The writing: If you can make a fluffy, nice girl like me fall in love with root for a balding hit man and go "awww" at the tender gesture of sending someone a severed head in a box, you're doing it right.
The characters: Red Reddington is horrible, but he's also complex, layered, kind, redeemable. The verbal and emotional dance he and Keene do--strictly platonic--from week to week is the main reason I keep coming back.
The dialogue: Goes from being witty to hilarious to incredibly poignant. The Blacklist makes me gasp and laugh and weep in the span of minutes.
The plot: Like Gray's Anatomy, this show keeps interest levels high by featuring the most interesting and unusual types of criminals in a weekly procedural format, and also incorporating an overarching storyline involving Liz, Liz's husband, Red, and some of Red's criminal acquaintances. Yeah, it can be a little over-the-top, but a realistic FBI show would probably be as dull as a realistic surgical one.

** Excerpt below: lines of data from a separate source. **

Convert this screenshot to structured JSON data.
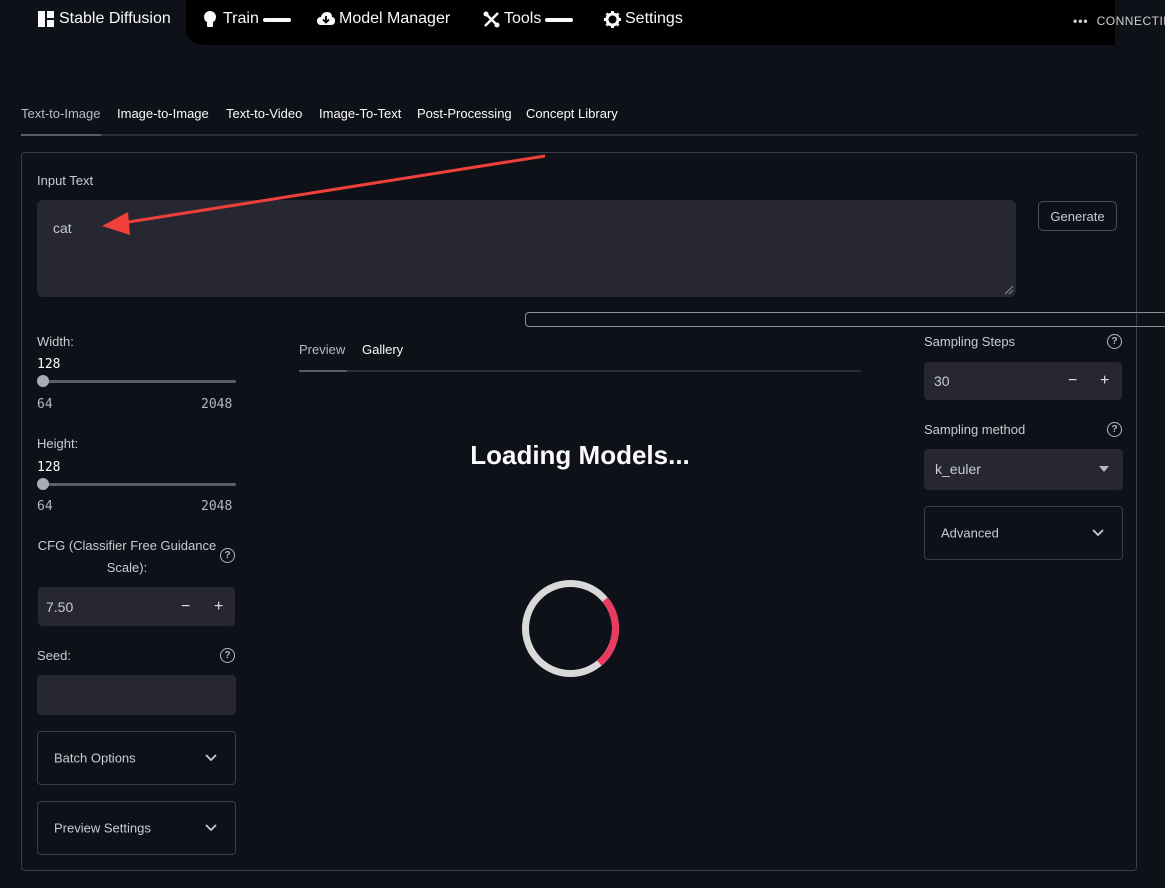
{
  "nav": {
    "items": [
      {
        "label": "Stable Diffusion",
        "icon": "dashboard-icon"
      },
      {
        "label": "Train",
        "icon": "lightbulb-icon"
      },
      {
        "label": "Model Manager",
        "icon": "cloud-download-icon"
      },
      {
        "label": "Tools",
        "icon": "tools-icon"
      },
      {
        "label": "Settings",
        "icon": "gear-icon"
      }
    ],
    "status": "CONNECTING"
  },
  "tabs": [
    "Text-to-Image",
    "Image-to-Image",
    "Text-to-Video",
    "Image-To-Text",
    "Post-Processing",
    "Concept Library"
  ],
  "prompt": {
    "label": "Input Text",
    "value": "cat",
    "generate_label": "Generate"
  },
  "left": {
    "width": {
      "label": "Width:",
      "value": "128",
      "min": "64",
      "max": "2048"
    },
    "height": {
      "label": "Height:",
      "value": "128",
      "min": "64",
      "max": "2048"
    },
    "cfg": {
      "label": "CFG (Classifier Free Guidance Scale):",
      "value": "7.50"
    },
    "seed": {
      "label": "Seed:",
      "value": ""
    },
    "batch_label": "Batch Options",
    "preview_label": "Preview Settings"
  },
  "center": {
    "tabs": [
      "Preview",
      "Gallery"
    ],
    "loading_text": "Loading Models...",
    "spinner_progress": 0.25
  },
  "right": {
    "steps": {
      "label": "Sampling Steps",
      "value": "30"
    },
    "method": {
      "label": "Sampling method",
      "value": "k_euler"
    },
    "advanced_label": "Advanced"
  },
  "colors": {
    "background": "#0e1117",
    "input_bg": "#262730",
    "spinner_accent": "#ea3a5f",
    "annotation_arrow": "#f0403c"
  }
}
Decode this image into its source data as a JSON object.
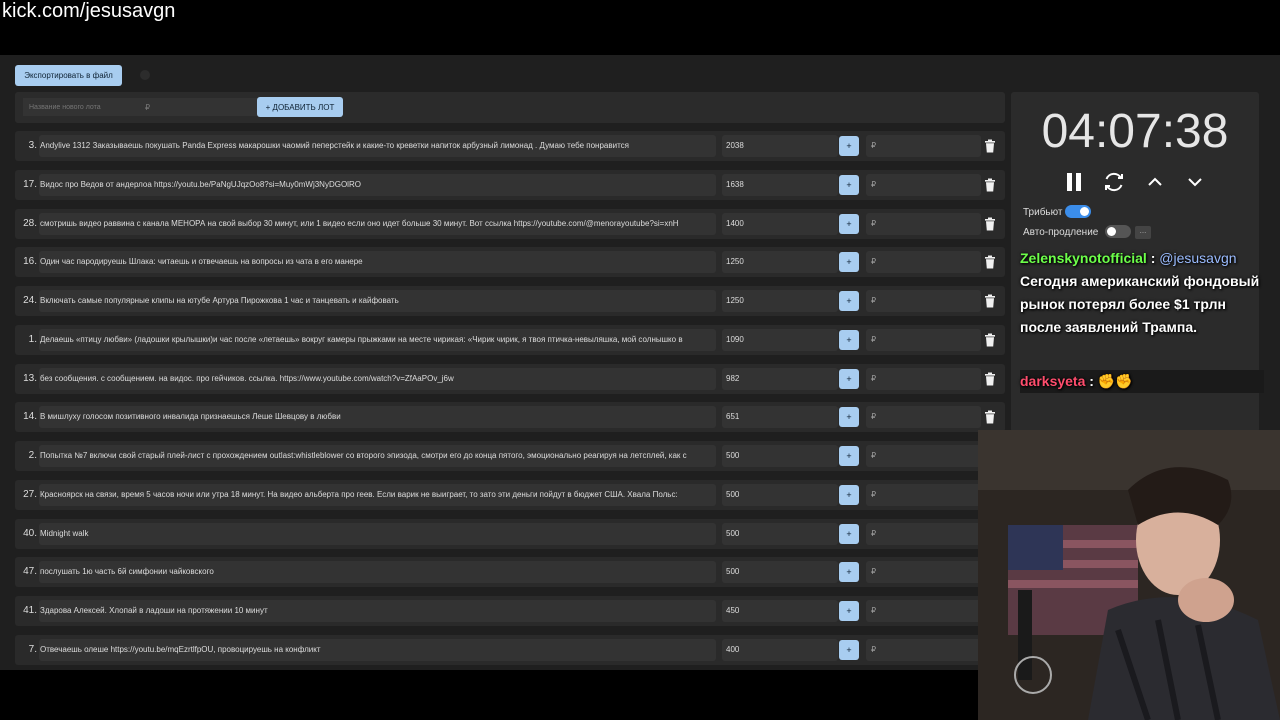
{
  "url": "kick.com/jesusavgn",
  "toolbar": {
    "export_label": "Экспортировать в файл"
  },
  "new_lot": {
    "name_placeholder": "Название нового лота",
    "price_placeholder": "₽",
    "add_label": "+ ДОБАВИТЬ ЛОТ"
  },
  "lots": [
    {
      "num": "3.",
      "title": "Andylive 1312 Заказываешь покушать Panda Express макарошки чаомий пеперстейк и какие-то креветки напиток арбузный лимонад . Думаю тебе понравится",
      "amount": "2038",
      "plus": "+",
      "addprice": "₽"
    },
    {
      "num": "17.",
      "title": "Видос про Ведов от андерлоа https://youtu.be/PaNgUJqzOo8?si=Muy0mWj3NyDGOlRO",
      "amount": "1638",
      "plus": "+",
      "addprice": "₽"
    },
    {
      "num": "28.",
      "title": "смотришь видео раввина с канала МЕНОРА на свой выбор 30 минут, или 1 видео если оно идет больше 30 минут. Вот ссылка https://youtube.com/@menorayoutube?si=xnH",
      "amount": "1400",
      "plus": "+",
      "addprice": "₽"
    },
    {
      "num": "16.",
      "title": "Один час пародируешь Шлака: читаешь и отвечаешь на вопросы из чата в его манере",
      "amount": "1250",
      "plus": "+",
      "addprice": "₽"
    },
    {
      "num": "24.",
      "title": "Включать самые популярные клипы на ютубе Артура Пирожкова 1 час и танцевать и кайфовать",
      "amount": "1250",
      "plus": "+",
      "addprice": "₽"
    },
    {
      "num": "1.",
      "title": "Делаешь «птицу любви» (ладошки крылышки)и час после «летаешь» вокруг камеры прыжками на месте чирикая: «Чирик чирик, я твоя птичка-невыляшка, мой солнышко в",
      "amount": "1090",
      "plus": "+",
      "addprice": "₽"
    },
    {
      "num": "13.",
      "title": "без сообщения. с сообщением. на видос. про гейчиков. ссылка. https://www.youtube.com/watch?v=ZfAaPOv_j6w",
      "amount": "982",
      "plus": "+",
      "addprice": "₽"
    },
    {
      "num": "14.",
      "title": "В мишлуху голосом позитивного инвалида признаешься Леше Шевцову в любви",
      "amount": "651",
      "plus": "+",
      "addprice": "₽"
    },
    {
      "num": "2.",
      "title": "Попытка №7 включи свой старый плей-лист с прохождением outlast:whistleblower со второго эпизода, смотри его до конца пятого, эмоционально реагируя на летсплей, как с",
      "amount": "500",
      "plus": "+",
      "addprice": "₽"
    },
    {
      "num": "27.",
      "title": "Красноярск на связи, время 5 часов ночи или утра 18 минут. На видео альберта про геев. Если варик не выиграет, то зато эти деньги пойдут в бюджет США. Хвала Польс:",
      "amount": "500",
      "plus": "+",
      "addprice": "₽"
    },
    {
      "num": "40.",
      "title": "Midnight walk",
      "amount": "500",
      "plus": "+",
      "addprice": "₽"
    },
    {
      "num": "47.",
      "title": "послушать 1ю часть 6й симфонии чайковского",
      "amount": "500",
      "plus": "+",
      "addprice": "₽"
    },
    {
      "num": "41.",
      "title": "Здарова Алексей. Хлопай в ладоши на протяжении 10 минут",
      "amount": "450",
      "plus": "+",
      "addprice": "₽"
    },
    {
      "num": "7.",
      "title": "Отвечаешь олеше https://youtu.be/mqEzrtlfpOU, провоцируешь на конфликт",
      "amount": "400",
      "plus": "+",
      "addprice": "₽"
    }
  ],
  "timer": {
    "value": "04:07:38",
    "tribute_label": "Трибьют",
    "autoextend_label": "Авто-продление",
    "more_label": "..."
  },
  "chat": [
    {
      "user": "Zelenskynotofficial",
      "sep": " : ",
      "mention": "@jesusavgn",
      "text": "Сегодня американский фондовый рынок потерял более $1 трлн после заявлений Трампа.",
      "user_color": "#6dff4a",
      "mention_color": "#9bbcff"
    },
    {
      "user": "darksyeta",
      "sep": " : ",
      "text": "✊✊",
      "user_color": "#ff4d6d"
    }
  ],
  "colors": {
    "accent": "#a8cdf0",
    "toggle_on": "#3b8dea",
    "panel": "#2a2a2a",
    "input": "#333333"
  }
}
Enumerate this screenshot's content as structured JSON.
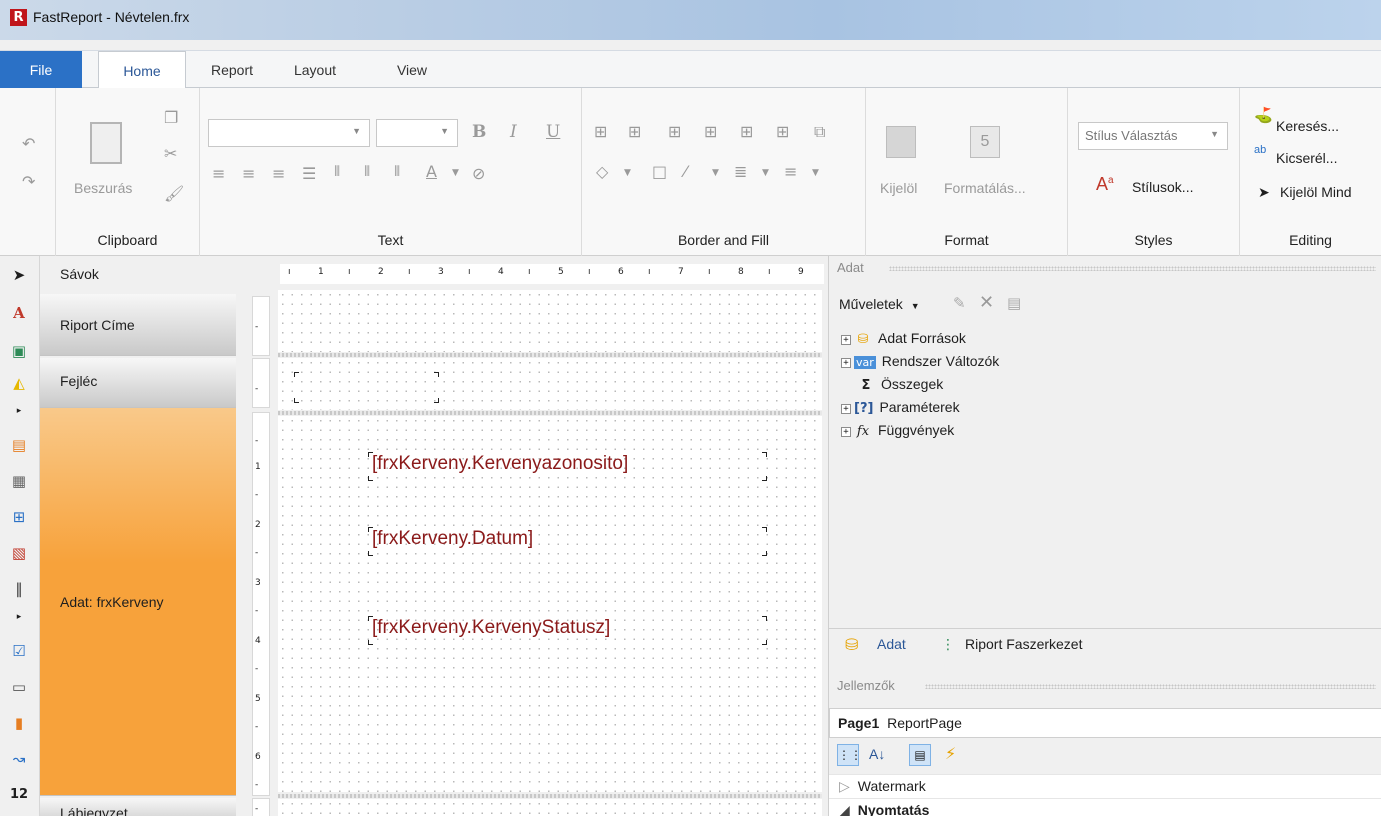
{
  "window": {
    "title": "FastReport - Névtelen.frx"
  },
  "ribbon": {
    "tabs": [
      "File",
      "Home",
      "Report",
      "Layout",
      "View"
    ],
    "active_tab": "Home",
    "groups": {
      "clipboard": {
        "label": "Clipboard",
        "paste_label": "Beszurás"
      },
      "text": {
        "label": "Text"
      },
      "border_fill": {
        "label": "Border and Fill"
      },
      "format": {
        "label": "Format",
        "select_label": "Kijelöl",
        "format_label": "Formatálás..."
      },
      "styles": {
        "label": "Styles",
        "combo_value": "Stílus Választás",
        "styles_label": "Stílusok..."
      },
      "editing": {
        "label": "Editing",
        "find": "Keresés...",
        "replace": "Kicserél...",
        "select_all": "Kijelöl Mind"
      }
    }
  },
  "bands_panel": {
    "header": "Sávok",
    "bands": [
      "Riport Címe",
      "Fejléc",
      "Adat: frxKerveny",
      "Lábjegyzet"
    ]
  },
  "ruler": {
    "h_numbers": [
      "1",
      "2",
      "3",
      "4",
      "5",
      "6",
      "7",
      "8",
      "9"
    ],
    "v_numbers": [
      "1",
      "2",
      "3",
      "4",
      "5",
      "6"
    ]
  },
  "design": {
    "fields": [
      "[frxKerveny.Kervenyazonosito]",
      "[frxKerveny.Datum]",
      "[frxKerveny.KervenyStatusz]"
    ]
  },
  "data_panel": {
    "header": "Adat",
    "actions_label": "Műveletek",
    "tree": [
      {
        "icon": "database-icon",
        "label": "Adat Források"
      },
      {
        "icon": "var",
        "label": "Rendszer Változók"
      },
      {
        "icon": "Σ",
        "label": "Összegek"
      },
      {
        "icon": "[?]",
        "label": "Paraméterek"
      },
      {
        "icon": "fx",
        "label": "Függvények"
      }
    ],
    "tabs": [
      "Adat",
      "Riport Faszerkezet"
    ]
  },
  "properties_panel": {
    "header": "Jellemzők",
    "object_name": "Page1",
    "object_type": "ReportPage",
    "rows": [
      "Watermark",
      "Nyomtatás"
    ]
  }
}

So those are a few of my picks, but I don't watch much TV and I don't have cable, so I realize they're all pretty mainstream. I know there's scads of good stuff out there I've never heard of. Your turn--share your favorite shows in the comments and tell what you like about them.